The Zeigarnik Effect demonstrates three big ideas for leaders:1. Admit that you’re not totally objective about what you have to do (no one is).
Even if you consciously tell yourself that a piece of work is superficially inconsequential or worth procrastinating about, subconscious biases you’ve already made in your brain can counter that idea hard and keep the problem nagging you. You can rewrite those biases by telling yourself a new truth over and over, but this takes time.
Examples of this are making your bed, putting the dishes away. Mundane stuff
So whenever possible, if there are little problems or tasks you’ve been unable to do, even if it’s just doing the dishes or finally sending someone a calendar invite, schedule them and knock them out. Don’t let them pile up. Your brain will stop bringing these tasks to the fore and robbing you of focus once they’re out of the way. And if an “unimportant” job won’t leave your mind, it might be worth it to allow yourself the “detour” to finish it.
Revisit making bed2. Create a plan.
Secondly, as John Tierney and Roy Baumeister explore in Willpower: Rediscovering the Greatest Human Strength, a critical caveat to the Zeigarnik Effect is that simply having a clear plan for how to finish the task is effective for getting the brain to let go of the problem. Because the brain knows exactly how you’ll tackle the work, it stops seeing the job as important enough to keep ruminating over and puts it in the “done” category, even though you technically still have to act on the plan you’ve created.
So if you have a job you can’t complete for a while, at least come up with the steps you’ll take to get the work done–the how, what, when and where all should be laid out. From there, do everything you can to ensure the follow-through of those steps, whether that’s finding an accountability buddy, bringing supplies into the office or just getting adequate rest.
checking things off a list release dopamine which makes you fell good.3. Get real about your priorities.

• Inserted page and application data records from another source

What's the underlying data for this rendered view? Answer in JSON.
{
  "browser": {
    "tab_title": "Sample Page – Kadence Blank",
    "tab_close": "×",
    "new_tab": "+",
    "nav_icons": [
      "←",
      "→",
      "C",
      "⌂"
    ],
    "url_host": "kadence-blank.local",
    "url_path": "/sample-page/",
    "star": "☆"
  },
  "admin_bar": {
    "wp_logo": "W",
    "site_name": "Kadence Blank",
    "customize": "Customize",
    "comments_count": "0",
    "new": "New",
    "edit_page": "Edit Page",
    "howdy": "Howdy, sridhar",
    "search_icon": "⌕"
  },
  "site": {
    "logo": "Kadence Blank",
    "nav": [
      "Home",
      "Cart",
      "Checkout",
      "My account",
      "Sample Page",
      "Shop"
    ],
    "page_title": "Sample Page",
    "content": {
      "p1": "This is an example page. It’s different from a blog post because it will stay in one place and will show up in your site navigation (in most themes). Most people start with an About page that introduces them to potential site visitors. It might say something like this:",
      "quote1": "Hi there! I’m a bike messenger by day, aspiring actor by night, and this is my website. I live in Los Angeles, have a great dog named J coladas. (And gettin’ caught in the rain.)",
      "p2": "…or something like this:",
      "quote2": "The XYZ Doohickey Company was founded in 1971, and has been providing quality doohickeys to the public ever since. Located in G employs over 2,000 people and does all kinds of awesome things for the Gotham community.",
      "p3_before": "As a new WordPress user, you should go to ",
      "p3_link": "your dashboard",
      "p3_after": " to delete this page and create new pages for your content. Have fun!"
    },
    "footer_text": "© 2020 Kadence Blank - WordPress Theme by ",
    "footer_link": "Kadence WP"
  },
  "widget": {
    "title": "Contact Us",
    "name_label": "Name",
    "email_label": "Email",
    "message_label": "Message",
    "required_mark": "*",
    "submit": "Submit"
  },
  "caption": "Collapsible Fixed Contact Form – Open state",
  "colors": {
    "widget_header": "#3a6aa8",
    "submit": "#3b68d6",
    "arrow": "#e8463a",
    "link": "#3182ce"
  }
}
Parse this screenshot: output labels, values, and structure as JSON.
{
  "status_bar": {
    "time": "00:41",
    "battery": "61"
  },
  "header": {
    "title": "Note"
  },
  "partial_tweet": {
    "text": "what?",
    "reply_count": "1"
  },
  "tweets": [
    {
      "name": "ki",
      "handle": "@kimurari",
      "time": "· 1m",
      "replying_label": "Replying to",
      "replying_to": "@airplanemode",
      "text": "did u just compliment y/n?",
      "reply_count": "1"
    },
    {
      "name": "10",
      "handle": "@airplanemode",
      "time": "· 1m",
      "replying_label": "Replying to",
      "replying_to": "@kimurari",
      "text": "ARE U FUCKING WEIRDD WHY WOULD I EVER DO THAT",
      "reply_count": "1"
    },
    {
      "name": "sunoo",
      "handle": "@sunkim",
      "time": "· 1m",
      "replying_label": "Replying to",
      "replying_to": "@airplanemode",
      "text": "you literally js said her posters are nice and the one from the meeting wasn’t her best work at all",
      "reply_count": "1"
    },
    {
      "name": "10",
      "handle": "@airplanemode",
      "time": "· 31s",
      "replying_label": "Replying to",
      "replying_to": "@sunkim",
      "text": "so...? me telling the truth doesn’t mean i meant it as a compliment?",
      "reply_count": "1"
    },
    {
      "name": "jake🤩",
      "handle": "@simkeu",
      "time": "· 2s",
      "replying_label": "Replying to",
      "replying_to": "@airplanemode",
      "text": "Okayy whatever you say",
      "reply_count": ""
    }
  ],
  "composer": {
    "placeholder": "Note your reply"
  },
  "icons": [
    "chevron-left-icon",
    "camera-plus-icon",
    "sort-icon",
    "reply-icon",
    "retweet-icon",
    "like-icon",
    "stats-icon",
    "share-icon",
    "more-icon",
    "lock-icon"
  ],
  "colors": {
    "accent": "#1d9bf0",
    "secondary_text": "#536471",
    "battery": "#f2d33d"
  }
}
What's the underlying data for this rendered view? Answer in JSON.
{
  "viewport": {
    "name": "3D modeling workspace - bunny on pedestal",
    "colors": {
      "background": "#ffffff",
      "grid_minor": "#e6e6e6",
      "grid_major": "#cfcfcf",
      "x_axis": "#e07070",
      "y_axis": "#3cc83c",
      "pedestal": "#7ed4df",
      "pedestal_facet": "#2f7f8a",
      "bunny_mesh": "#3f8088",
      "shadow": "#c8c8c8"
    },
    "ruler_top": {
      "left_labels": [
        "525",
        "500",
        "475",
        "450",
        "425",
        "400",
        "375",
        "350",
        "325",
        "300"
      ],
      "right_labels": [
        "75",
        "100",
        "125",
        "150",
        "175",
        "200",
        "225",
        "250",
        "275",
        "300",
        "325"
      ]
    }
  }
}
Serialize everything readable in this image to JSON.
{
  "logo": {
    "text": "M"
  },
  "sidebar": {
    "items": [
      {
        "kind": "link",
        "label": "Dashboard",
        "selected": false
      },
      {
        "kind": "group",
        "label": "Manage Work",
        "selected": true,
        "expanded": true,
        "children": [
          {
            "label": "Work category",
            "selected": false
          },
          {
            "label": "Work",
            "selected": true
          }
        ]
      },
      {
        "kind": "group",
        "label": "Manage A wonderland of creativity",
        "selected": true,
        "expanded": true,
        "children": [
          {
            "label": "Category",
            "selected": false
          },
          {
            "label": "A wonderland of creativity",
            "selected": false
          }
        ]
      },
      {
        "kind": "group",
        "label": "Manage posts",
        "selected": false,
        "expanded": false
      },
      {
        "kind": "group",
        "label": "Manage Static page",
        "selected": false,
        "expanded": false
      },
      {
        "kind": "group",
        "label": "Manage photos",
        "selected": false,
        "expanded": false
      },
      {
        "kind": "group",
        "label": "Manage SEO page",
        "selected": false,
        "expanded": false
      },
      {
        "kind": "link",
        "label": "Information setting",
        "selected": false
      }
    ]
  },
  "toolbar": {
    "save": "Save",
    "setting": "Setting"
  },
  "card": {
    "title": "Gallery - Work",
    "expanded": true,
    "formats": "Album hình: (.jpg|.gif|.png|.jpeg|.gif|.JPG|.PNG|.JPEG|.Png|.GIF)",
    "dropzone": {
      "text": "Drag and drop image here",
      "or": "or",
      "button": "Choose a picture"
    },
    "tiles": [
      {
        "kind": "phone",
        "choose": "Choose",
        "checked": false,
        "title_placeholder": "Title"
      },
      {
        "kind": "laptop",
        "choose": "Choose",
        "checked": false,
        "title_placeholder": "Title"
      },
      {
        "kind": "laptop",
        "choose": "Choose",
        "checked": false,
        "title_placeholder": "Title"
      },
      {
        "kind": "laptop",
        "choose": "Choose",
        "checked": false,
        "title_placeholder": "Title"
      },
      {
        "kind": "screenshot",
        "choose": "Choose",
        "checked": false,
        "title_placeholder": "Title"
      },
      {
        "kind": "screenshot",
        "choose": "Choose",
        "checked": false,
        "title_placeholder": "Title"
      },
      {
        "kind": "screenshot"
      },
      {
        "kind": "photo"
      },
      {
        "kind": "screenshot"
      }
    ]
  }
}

Lastly, get out of the habit of putting non-priorities on your to-do list in the first place. The idea is that you want to emphasize to your brain that you really only have a handful of items that deserve rumination, and to take some control over how many things are on your plate to stress over. Two to three big items for the day is usually plenty.
The Zeigarnik Effect shows how small items can get in the way of larger productivity. It also demonstrates why it’s so important for you to understand your limits, have clear goals and not to bite off more than you can chew. Simplicity is strength and a stress buster, so don’t let yourself or anyone else make your day more complicated than it has to be.
THE ZEIGARNIK EFFECT AND MENTAL HEALTH
The Zeigarnik effect can play an important role in a person’s mental health. Incomplete tasks, particularly those with negative consequences, often lead to frequent and stressful intrusive thoughts. These thoughts can reduce sleep, promote anxiety, and further deplete a person’s mental and emotional resources, possibly even contributing to maladaptive behaviors.
Conversely, the Zeigarnik effect can promote mental well-being by motivating an individual to complete tasks, develop better habits, and resolve lingering issues. The successful completion of assigned tasks can provide a sense of accomplishment while boosting self-confidence and self-esteem. The development of productive work and study habits can also contribute to a personal sense of maturity and self-growth. Additionally, a person who can find closure for stress-inducing events will likely experience a long-term positive impact on psychological well-being.
It was an honor to lead you today men. Look forward to next time.